"Ogre, if you want to join us, tell us where your people are. The ones who were here in this cave.'"
"They are with the... people of the moon."
Granpu ran up to the shaman and pressed his dagger against the ogre's neck. "Speak clearly and truthfully."
"You saw the moon fly over the hill, yes?"
Granpu brought his face close to the shaman's and glared into his eyes. Pushing the shaman into the nearest fire pit, he marched deeper into the cave, looking for the ogres who must have escaped that way. Eventually it became too dark to see, and the shaman's screams had ceased, so he headed back to the cave entrance to call for more men and to gather wood for torches.
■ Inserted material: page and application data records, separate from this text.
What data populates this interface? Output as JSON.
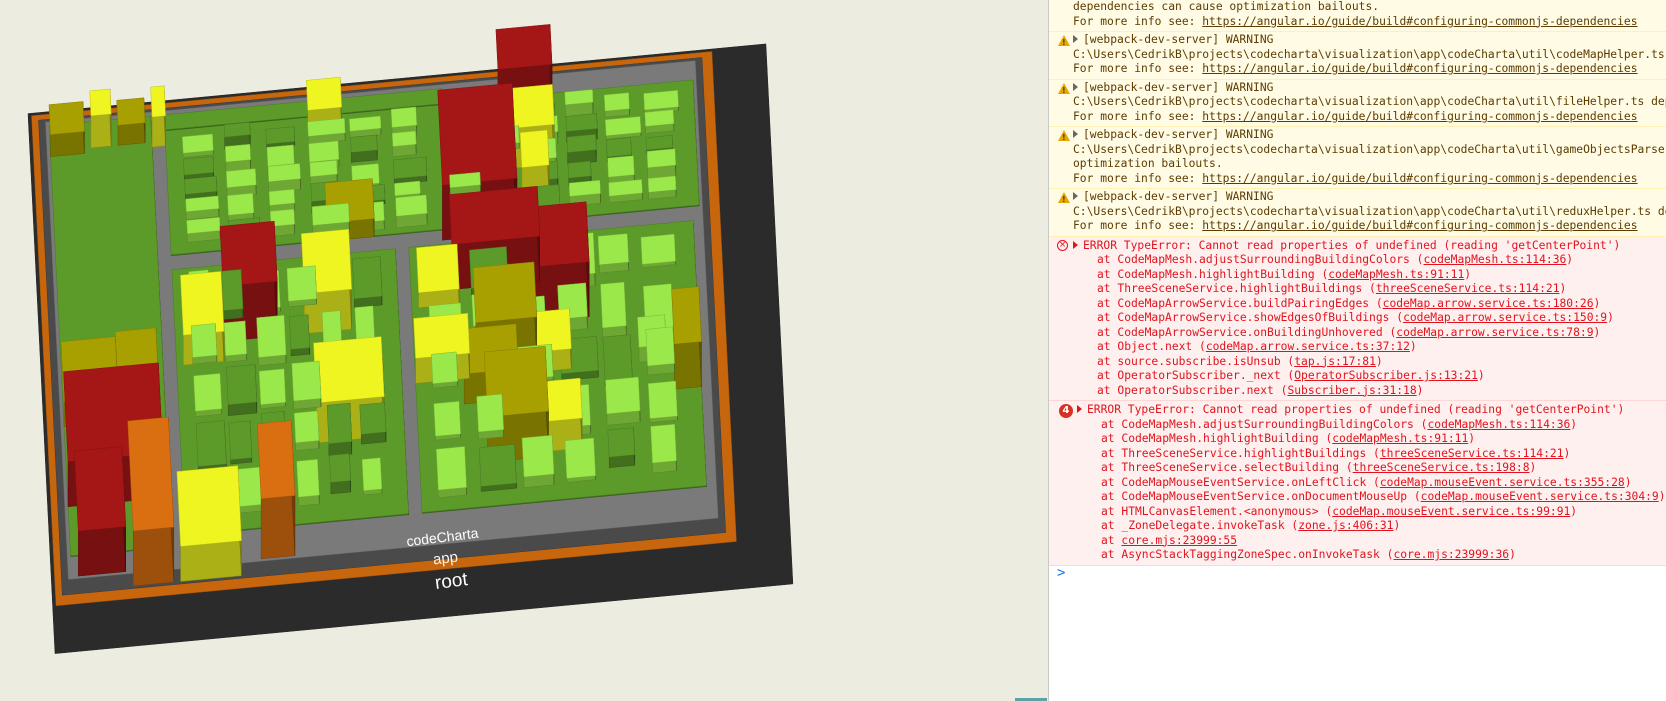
{
  "app": {
    "name": "CodeCharta"
  },
  "map": {
    "labels": [
      "codeCharta",
      "app",
      "root"
    ],
    "colors": {
      "background": "#ecede0",
      "root_base": "#2b2b2b",
      "root_rim": "#c7660d",
      "folder_dark": "#4a4a4a",
      "folder_mid": "#7a7a7a",
      "building_green": "#5c9a2a",
      "building_light_green": "#9ae84a",
      "building_yellow": "#eef520",
      "building_olive": "#a8a000",
      "building_red": "#a51616",
      "building_orange": "#d96f10"
    }
  },
  "console": {
    "entries": [
      {
        "type": "warning",
        "truncated": true,
        "lines": [
          {
            "text": "dependencies can cause optimization bailouts."
          },
          {
            "text": "For more info see: ",
            "link": "https://angular.io/guide/build#configuring-commonjs-dependencies"
          }
        ]
      },
      {
        "type": "warning",
        "lines": [
          {
            "text": "[webpack-dev-server] WARNING",
            "toggle": true
          },
          {
            "text": "C:\\Users\\CedrikB\\projects\\codecharta\\visualization\\app\\codeCharta\\util\\codeMapHelper.ts dependencies"
          },
          {
            "text": "For more info see: ",
            "link": "https://angular.io/guide/build#configuring-commonjs-dependencies"
          }
        ]
      },
      {
        "type": "warning",
        "lines": [
          {
            "text": "[webpack-dev-server] WARNING",
            "toggle": true
          },
          {
            "text": "C:\\Users\\CedrikB\\projects\\codecharta\\visualization\\app\\codeCharta\\util\\fileHelper.ts dependencies"
          },
          {
            "text": "For more info see: ",
            "link": "https://angular.io/guide/build#configuring-commonjs-dependencies"
          }
        ]
      },
      {
        "type": "warning",
        "lines": [
          {
            "text": "[webpack-dev-server] WARNING",
            "toggle": true
          },
          {
            "text": "C:\\Users\\CedrikB\\projects\\codecharta\\visualization\\app\\codeCharta\\util\\gameObjectsParser\\gameObjectsParser.ts"
          },
          {
            "text": "optimization bailouts."
          },
          {
            "text": "For more info see: ",
            "link": "https://angular.io/guide/build#configuring-commonjs-dependencies"
          }
        ]
      },
      {
        "type": "warning",
        "lines": [
          {
            "text": "[webpack-dev-server] WARNING",
            "toggle": true
          },
          {
            "text": "C:\\Users\\CedrikB\\projects\\codecharta\\visualization\\app\\codeCharta\\util\\reduxHelper.ts dependencies"
          },
          {
            "text": "For more info see: ",
            "link": "https://angular.io/guide/build#configuring-commonjs-dependencies"
          }
        ]
      },
      {
        "type": "error",
        "lines": [
          {
            "text": "ERROR TypeError: Cannot read properties of undefined (reading 'getCenterPoint')",
            "toggle": true
          },
          {
            "text": "at CodeMapMesh.adjustSurroundingBuildingColors (",
            "link": "codeMapMesh.ts:114:36",
            "after": ")",
            "stack": true
          },
          {
            "text": "at CodeMapMesh.highlightBuilding (",
            "link": "codeMapMesh.ts:91:11",
            "after": ")",
            "stack": true
          },
          {
            "text": "at ThreeSceneService.highlightBuildings (",
            "link": "threeSceneService.ts:114:21",
            "after": ")",
            "stack": true
          },
          {
            "text": "at CodeMapArrowService.buildPairingEdges (",
            "link": "codeMap.arrow.service.ts:180:26",
            "after": ")",
            "stack": true
          },
          {
            "text": "at CodeMapArrowService.showEdgesOfBuildings (",
            "link": "codeMap.arrow.service.ts:150:9",
            "after": ")",
            "stack": true
          },
          {
            "text": "at CodeMapArrowService.onBuildingUnhovered (",
            "link": "codeMap.arrow.service.ts:78:9",
            "after": ")",
            "stack": true
          },
          {
            "text": "at Object.next (",
            "link": "codeMap.arrow.service.ts:37:12",
            "after": ")",
            "stack": true
          },
          {
            "text": "at source.subscribe.isUnsub (",
            "link": "tap.js:17:81",
            "after": ")",
            "stack": true
          },
          {
            "text": "at OperatorSubscriber._next (",
            "link": "OperatorSubscriber.js:13:21",
            "after": ")",
            "stack": true
          },
          {
            "text": "at OperatorSubscriber.next (",
            "link": "Subscriber.js:31:18",
            "after": ")",
            "stack": true
          }
        ]
      },
      {
        "type": "error",
        "count": "4",
        "lines": [
          {
            "text": "ERROR TypeError: Cannot read properties of undefined (reading 'getCenterPoint')",
            "toggle": true
          },
          {
            "text": "at CodeMapMesh.adjustSurroundingBuildingColors (",
            "link": "codeMapMesh.ts:114:36",
            "after": ")",
            "stack": true
          },
          {
            "text": "at CodeMapMesh.highlightBuilding (",
            "link": "codeMapMesh.ts:91:11",
            "after": ")",
            "stack": true
          },
          {
            "text": "at ThreeSceneService.highlightBuildings (",
            "link": "threeSceneService.ts:114:21",
            "after": ")",
            "stack": true
          },
          {
            "text": "at ThreeSceneService.selectBuilding (",
            "link": "threeSceneService.ts:198:8",
            "after": ")",
            "stack": true
          },
          {
            "text": "at CodeMapMouseEventService.onLeftClick (",
            "link": "codeMap.mouseEvent.service.ts:355:28",
            "after": ")",
            "stack": true
          },
          {
            "text": "at CodeMapMouseEventService.onDocumentMouseUp (",
            "link": "codeMap.mouseEvent.service.ts:304:9",
            "after": ")",
            "stack": true
          },
          {
            "text": "at HTMLCanvasElement.<anonymous> (",
            "link": "codeMap.mouseEvent.service.ts:99:91",
            "after": ")",
            "stack": true
          },
          {
            "text": "at _ZoneDelegate.invokeTask (",
            "link": "zone.js:406:31",
            "after": ")",
            "stack": true
          },
          {
            "text": "at ",
            "link": "core.mjs:23999:55",
            "after": "",
            "stack": true
          },
          {
            "text": "at AsyncStackTaggingZoneSpec.onInvokeTask (",
            "link": "core.mjs:23999:36",
            "after": ")",
            "stack": true
          }
        ]
      }
    ],
    "prompt_symbol": ">"
  }
}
To his surprise, the shaman, now devoid of deer hide, immediately blocked his path, and blew some multicoloured powder out of his hands and into the human's face.
"This ends now. For the way your... people have treated mine, once we are gone, you shall never see a... summer as warm as this one."
Granpu shot a confused look at the shaman before cutting his throat with the dagger. "Yes, it ends now."
When he arrived at the cave entrance, he was in for another shock: a scattering of blue lights erupted in the crowd below, and when it had finished, all of the humans who had ogre features had vanished just as the ogres in the cave had done. The ground trembled again as the disc flew away, and Granpu rolled down the hill until coming to a stop. Picking himself up off the ground, he saw that had stopped just in front of a familiar spear-thrower with wolf carvings that had fallen into the dirt next to an empty pair of footprints. Italeun had vanished.
And over the following years, the summers were never as warm as they had been before. Centuries passed, and the climate grew colder still. As glaciers crept through northern Europe, the forests and grasslands of the rest of the continent gave way to tundra and steppe. The great Aurignacian culture which spread from the Atlantic to the Caucasus fragmented, and even the dogs that they had domesticated became extinct.
Millennia later, the climate warmed again and humanity recovered. Another lineage of dogs was brought into Europe from east of Siberia. After twenty-eight thousand years, humans had even become a spacefaring species. However, in that respect, they were not alone.